verb (used without object), pulsed, puls·ing.
verb (used with object), pulsed, puls·ing.
Origin of pulse1
Origin of pulse2
Examples from the Web for pulse
Contemporary Examples of pulse
Add the water mixture all at once and pulse until the mixture just comes together.Make ‘The Chew’s’ Carla Hall’s Pumpkin Pecan Pie
December 26, 2014
“There was still no pulse, not even the smallest bit,” Johnson says.
The cop lay open-eyed with a grievous head wound as Johnson again checked for a pulse.
The pulse of the music gives the film a thrilling kind of unity.The Stacks: Pauline Kael's Talking Heads Obsession
November 22, 2014
However, in calm, deep wave sleep, breathing and pulse is slow and regular, and movements are more than rare, he says.The Tracker That Might Actually Help You Sleep Better
October 17, 2014
Historical Examples of pulse
Dico that the pulse of this gentleman is the pulse of a man who is not well.
This pulse is trifling with me; I see that it does not know me yet.
Never had the pulse beat stronger in my veins then at that moment.
I laughed out of sheer inanity; every pulse in my body was throbbing.
The Little Doctor was counting his pulse, and waited till she had finished.Chip, of the Flying U
B. M. Bower
- the rhythmic contraction and expansion of an artery at each beat of the heart, often discernible to the touch at points such as the wrists
- a single pulsation of the heart or arteries
- a transient sharp change in voltage, current, or some other quantity normally constant in a system
- one of a series of such transient disturbances, usually recurring at regular intervals and having a characteristic geometric shape
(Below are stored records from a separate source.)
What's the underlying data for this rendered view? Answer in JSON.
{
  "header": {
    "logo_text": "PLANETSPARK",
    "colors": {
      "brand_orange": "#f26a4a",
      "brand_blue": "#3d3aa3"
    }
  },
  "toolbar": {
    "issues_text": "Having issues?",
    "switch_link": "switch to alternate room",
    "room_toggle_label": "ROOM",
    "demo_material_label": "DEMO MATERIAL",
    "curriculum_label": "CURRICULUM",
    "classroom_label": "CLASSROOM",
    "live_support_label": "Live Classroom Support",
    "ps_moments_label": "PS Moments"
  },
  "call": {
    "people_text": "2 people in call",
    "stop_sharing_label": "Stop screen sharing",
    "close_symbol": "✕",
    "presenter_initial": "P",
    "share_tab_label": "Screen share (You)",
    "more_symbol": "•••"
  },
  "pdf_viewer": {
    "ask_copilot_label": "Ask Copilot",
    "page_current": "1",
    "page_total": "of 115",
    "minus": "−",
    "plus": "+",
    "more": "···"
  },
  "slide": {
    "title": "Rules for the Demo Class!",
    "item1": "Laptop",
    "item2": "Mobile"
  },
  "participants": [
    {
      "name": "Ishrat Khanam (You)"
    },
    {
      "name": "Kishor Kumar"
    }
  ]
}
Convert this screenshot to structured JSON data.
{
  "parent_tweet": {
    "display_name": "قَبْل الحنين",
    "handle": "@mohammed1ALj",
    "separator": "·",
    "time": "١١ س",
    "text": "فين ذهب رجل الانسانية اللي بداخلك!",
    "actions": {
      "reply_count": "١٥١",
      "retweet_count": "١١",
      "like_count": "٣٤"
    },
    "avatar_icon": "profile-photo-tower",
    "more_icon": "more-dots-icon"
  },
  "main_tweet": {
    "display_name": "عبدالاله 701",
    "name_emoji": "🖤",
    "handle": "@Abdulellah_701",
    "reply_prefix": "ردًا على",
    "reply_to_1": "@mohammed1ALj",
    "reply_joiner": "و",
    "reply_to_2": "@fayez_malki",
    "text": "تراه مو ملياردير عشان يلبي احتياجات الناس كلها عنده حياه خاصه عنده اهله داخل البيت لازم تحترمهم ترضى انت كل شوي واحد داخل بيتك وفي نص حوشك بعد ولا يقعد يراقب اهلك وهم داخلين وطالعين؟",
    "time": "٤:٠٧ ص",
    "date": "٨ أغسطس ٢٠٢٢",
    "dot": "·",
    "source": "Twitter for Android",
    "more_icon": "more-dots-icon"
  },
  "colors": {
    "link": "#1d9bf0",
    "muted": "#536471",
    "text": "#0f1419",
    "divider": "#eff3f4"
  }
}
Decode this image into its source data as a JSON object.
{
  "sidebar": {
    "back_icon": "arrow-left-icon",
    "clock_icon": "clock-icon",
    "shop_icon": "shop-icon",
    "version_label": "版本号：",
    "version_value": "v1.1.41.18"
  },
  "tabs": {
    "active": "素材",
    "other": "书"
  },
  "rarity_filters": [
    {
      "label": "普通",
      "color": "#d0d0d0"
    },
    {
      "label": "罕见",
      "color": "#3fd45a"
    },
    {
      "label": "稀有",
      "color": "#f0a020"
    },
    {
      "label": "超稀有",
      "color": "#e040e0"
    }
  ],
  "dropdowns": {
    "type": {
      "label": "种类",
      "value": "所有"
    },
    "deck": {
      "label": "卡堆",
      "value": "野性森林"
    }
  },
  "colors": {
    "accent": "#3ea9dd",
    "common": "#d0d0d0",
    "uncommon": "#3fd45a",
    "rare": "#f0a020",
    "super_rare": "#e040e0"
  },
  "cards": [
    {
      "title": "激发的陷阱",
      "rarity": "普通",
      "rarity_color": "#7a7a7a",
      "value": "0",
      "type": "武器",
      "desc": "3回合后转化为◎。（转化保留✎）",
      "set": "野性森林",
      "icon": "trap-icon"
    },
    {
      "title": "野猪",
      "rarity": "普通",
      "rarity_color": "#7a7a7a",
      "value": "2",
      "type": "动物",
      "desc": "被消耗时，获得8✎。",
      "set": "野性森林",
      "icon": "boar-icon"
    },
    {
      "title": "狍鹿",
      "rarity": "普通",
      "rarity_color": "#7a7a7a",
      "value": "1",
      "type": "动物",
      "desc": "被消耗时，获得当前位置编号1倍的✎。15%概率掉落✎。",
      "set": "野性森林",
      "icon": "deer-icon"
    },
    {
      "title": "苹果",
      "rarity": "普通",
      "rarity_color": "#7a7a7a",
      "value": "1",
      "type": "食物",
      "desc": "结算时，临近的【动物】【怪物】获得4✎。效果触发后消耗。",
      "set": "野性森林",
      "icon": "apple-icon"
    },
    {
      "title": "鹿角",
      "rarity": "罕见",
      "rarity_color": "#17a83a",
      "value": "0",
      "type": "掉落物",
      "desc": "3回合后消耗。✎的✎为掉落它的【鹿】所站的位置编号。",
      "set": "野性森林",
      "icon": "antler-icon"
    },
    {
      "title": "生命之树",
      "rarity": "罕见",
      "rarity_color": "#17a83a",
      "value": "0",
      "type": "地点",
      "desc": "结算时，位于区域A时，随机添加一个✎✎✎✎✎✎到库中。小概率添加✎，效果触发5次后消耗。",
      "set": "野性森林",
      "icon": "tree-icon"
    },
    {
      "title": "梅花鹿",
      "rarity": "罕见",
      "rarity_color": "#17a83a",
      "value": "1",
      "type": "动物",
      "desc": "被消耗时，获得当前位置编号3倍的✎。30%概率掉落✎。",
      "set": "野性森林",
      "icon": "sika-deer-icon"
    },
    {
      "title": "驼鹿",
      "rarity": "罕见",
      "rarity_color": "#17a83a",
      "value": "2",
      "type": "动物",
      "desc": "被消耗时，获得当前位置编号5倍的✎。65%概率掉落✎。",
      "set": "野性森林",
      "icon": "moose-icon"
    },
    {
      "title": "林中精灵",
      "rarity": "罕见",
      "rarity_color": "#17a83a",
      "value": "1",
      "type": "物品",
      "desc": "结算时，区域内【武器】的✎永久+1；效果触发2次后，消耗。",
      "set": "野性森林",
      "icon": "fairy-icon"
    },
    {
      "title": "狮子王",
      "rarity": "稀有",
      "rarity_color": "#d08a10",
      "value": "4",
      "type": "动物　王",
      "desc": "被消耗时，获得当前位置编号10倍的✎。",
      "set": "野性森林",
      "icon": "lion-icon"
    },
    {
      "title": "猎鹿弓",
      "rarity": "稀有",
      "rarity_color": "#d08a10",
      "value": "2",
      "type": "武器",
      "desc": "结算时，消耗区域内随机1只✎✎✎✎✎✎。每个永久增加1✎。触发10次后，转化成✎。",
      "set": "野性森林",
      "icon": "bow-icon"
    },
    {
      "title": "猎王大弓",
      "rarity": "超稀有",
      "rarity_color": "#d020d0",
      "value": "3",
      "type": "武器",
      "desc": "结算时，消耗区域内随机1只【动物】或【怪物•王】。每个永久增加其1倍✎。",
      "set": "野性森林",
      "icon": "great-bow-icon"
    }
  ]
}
- (as modifier)a pulse generator Less common name: impulse
- a recurrent rhythmic series of beats, waves, vibrations, etc
- any single beat, wave, etc, in such a series
Word Origin for pulse
Word Origin for pulse
"a throb, a beat," early 14c., from Old French pous, pulse (late 12c., Modern French pouls) and directly from Latin pulsus (in pulsus venarum "beating from the blood in the veins"), past participle of pellere "to push, drive," from PIE *pel- (6) "to thrust, strike, drive" (cf. Greek pallein "to wield, brandish, swing," pelemizein "to shake, cause to tremble"). Extended usages from 16c. Figurative use for "life, vitality, essential energy" is from 1530s.
"to beat, throb," early 15c., from pulse (n.1) or else from Latin pulsare "to beat, throb," and in part from French. Related: Pulsed; pulsing.
- A brief sudden change in a normally constant quantity, such as an electric current or field.
- Any of a series of intermittent occurrences characterized by a brief sudden change in a quantity.
see take the pulse of.